the vertical groove on the surface of the upper lip, below the septum of the nose.
Philtrum “the vertical groove on the surface of the upper lip” is a Latinized version of Ancient Greek phíltron, of the same meaning. However, phíltron could also mean “love potion,” and it is this sense that is preserved in the English term philter (not to be confused with the unrelated homophone filter, which is of Germanic origin). Phíltron is formed from the adjective phílos (stem phil-) “loving, dear” and the suffix -tron, which—as an instrumental suffix—roughly translates as “thing that does/is used for something.” The stem phil- (also philo-) is the source of dozens of words in English, from philosophy (“love of wisdom”) and philanthropy (“love of humankind”) to Philadelphia (“brotherly love”) and Philip (“love of horses”). Philtrum was first recorded in English in the first decade of the 17th century.
The early human embryo looks very similar to the embryo of any other mammal, bird or amphibian—all of which have evolved from fish. Your eyes start out on the sides of your head, but then move to the middle. The top lip along with the jaw and palate started life as gill-like structures on your neck. Your nostrils and the middle part of your lip come down from the top of your head. There is no trace of a scar; the plates of tissue and muscle fuse seamlessly. But there is, however, a little remnant of all this activity in the middle of your top lip—your philtrum.
[Channing Tatum] likes everywhere he’s ever been—every phase, every fad, every quirk of life in the fringes of large American cities.

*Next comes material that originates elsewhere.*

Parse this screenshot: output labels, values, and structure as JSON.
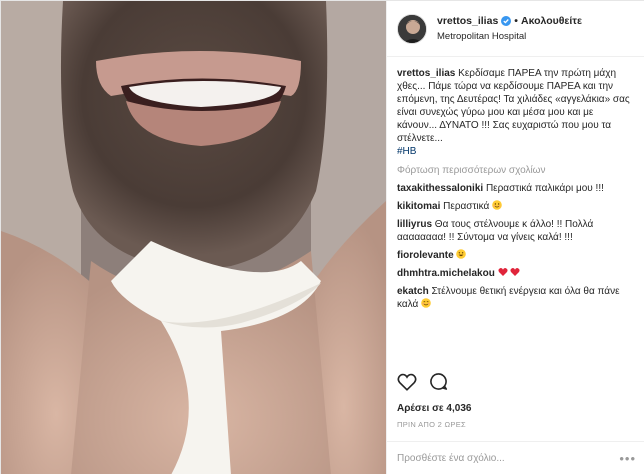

He makes being a latchkey kid in lower-middle-class Tampa sound like a picaresque novel …. And while I’m listening, I grab my last crab end-to-end and split it with one hand. It crumbles a little, then snaps open and sprays Tatum with a spritz of crab juice straight in his million-dollar philtrum, lips and all …. To the credit of his everlasting graciousness, Tatum plays it off, pretends he doesn’t notice.
cloudy or foggy.

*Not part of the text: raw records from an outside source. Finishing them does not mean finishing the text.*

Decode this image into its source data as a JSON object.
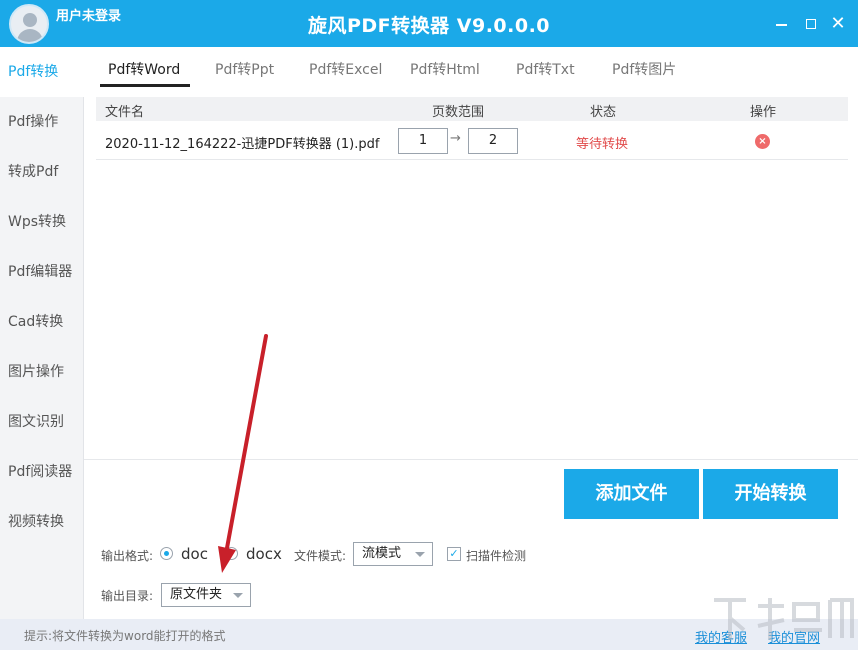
{
  "titlebar": {
    "user_label": "用户未登录",
    "app_title": "旋风PDF转换器 V9.0.0.0",
    "close_glyph": "✕"
  },
  "sidebar": {
    "items": [
      {
        "label": "Pdf转换",
        "active": true
      },
      {
        "label": "Pdf操作"
      },
      {
        "label": "转成Pdf"
      },
      {
        "label": "Wps转换"
      },
      {
        "label": "Pdf编辑器"
      },
      {
        "label": "Cad转换"
      },
      {
        "label": "图片操作"
      },
      {
        "label": "图文识别"
      },
      {
        "label": "Pdf阅读器"
      },
      {
        "label": "视频转换"
      }
    ]
  },
  "tabs": [
    {
      "label": "Pdf转Word",
      "active": true
    },
    {
      "label": "Pdf转Ppt"
    },
    {
      "label": "Pdf转Excel"
    },
    {
      "label": "Pdf转Html"
    },
    {
      "label": "Pdf转Txt"
    },
    {
      "label": "Pdf转图片"
    }
  ],
  "table": {
    "headers": {
      "file_name": "文件名",
      "page_range": "页数范围",
      "status": "状态",
      "action": "操作"
    },
    "rows": [
      {
        "file_name": "2020-11-12_164222-迅捷PDF转换器 (1).pdf",
        "page_from": "1",
        "page_to": "2",
        "arrow": "→",
        "status": "等待转换"
      }
    ]
  },
  "actions": {
    "add_file": "添加文件",
    "start_convert": "开始转换"
  },
  "options": {
    "format_label": "输出格式:",
    "format_options": [
      "doc",
      "docx"
    ],
    "format_selected": "doc",
    "mode_label": "文件模式:",
    "mode_value": "流模式",
    "scan_check_label": "扫描件检测",
    "scan_check_checked": true,
    "output_dir_label": "输出目录:",
    "output_dir_value": "原文件夹"
  },
  "statusbar": {
    "tip": "提示:将文件转换为word能打开的格式",
    "support_link": "我的客服",
    "website_link": "我的官网"
  },
  "colors": {
    "accent": "#1ba9e8",
    "status_waiting": "#e14b4b",
    "annotation_arrow": "#c8202a"
  }
}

Nubilous “cloudy or foggy” derives from Latin nūbilus “cloudy, overcast,” equivalent to the noun nūbēs “cloud” and the adjectival suffix -ilus. Nūbēs is also, by way of French, the source of English nuance, which originally referred to literal shades and hues. As we learned from last year’s Word of the Day obnubilate, though nūbēs and Latin nebula sound similar and both mean “cloud,” the two words are unrelated; the stark difference between their vowels cannot be explained through regular historical sound changes. Though it is uncertain whether nūbēs has any cognates in English that are of Anglo-Saxon or general Germanic origin, there is a small “cloud”-related rabbit hole that we can explore: the Old Norse word for “cloud” is ský, which—you guessed it—was borrowed into English as sky. Nubilous was first recorded in English circa 1530.
I thought the tree was just…standing there. That is true enough in winter, when the oak is dormant. But the rest of the year, its plumbing surges with food and water, coursing up, down, and out, in a living, interactive connection to the earth, sky, and sun …. Its canopy is minutely nubilous with freshly made oxygen and drifting water vapor released from millions of pores in a mist so fine we cannot see or smell it.
The water swirled around him and he panicked, unable to tell up from down …. Is this what Florence had felt like, frightened and alone in a dark cocoon of briny water? Isaac felt something bump against his back. Was it the boat? A piece of driftwood? He tried to grasp it, couldn’t. But then he felt someone grab him from behind and realized Stuart had found him—miraculously—in the nubilous water.
the process of setting a stage, with regard to placement of actors, scenery, properties, etc.
Mise en scène “the process of setting a stage” is a borrowing of a French term with the same meaning that consists of three elements: mise “a putting, setting down,” en “in, on,” and scène “stage.” Mise is both a noun and past participle of the verb mettre “to place, put,” which derives from Latin mittere (perfect stem miss-) “to send,” the source of admit, permit, submit, and their respective noun forms (admission, permission, and submission). Scène derives by way of Latin scaena or scēna “background” from Ancient Greek skēnḗ “booth (where actors dressed).” Although skēnḗ is of uncertain origin, one theory is that it is related to Ancient Greek skiá “shadow,” which would make scène (and, therefore, English scene) a distant cognate of the recent Word of the Day sciamachy. Mise en scène was first recorded in English in the early 1830s.
No writer questions the veracity of everyone and everything as effectively as Agatha Christie does. Her typical mise en scene has the suspects gathered in a room while Poirot or, occasionally Marple, unpicks each person’s defence in turn, proving they are not what they seem and are infinitely capable of murder, regardless of whether they’ve actually killed or not.
Out of all the intoxicating phrases that emerge from the study of film, my personal favourite is mise-en-scène, … The phrase conjures up the splendour of the audio-visual palettes that help establish film worlds, whether they be brooding gothic horrors, deceptive melodramas, or the slick sheen of utopian space operas. If a film has worked its magic on you it will likely be through the delightful subtleties and provocations of its mise-en-scène.
Get A Vocabulary Boost In Your Inbox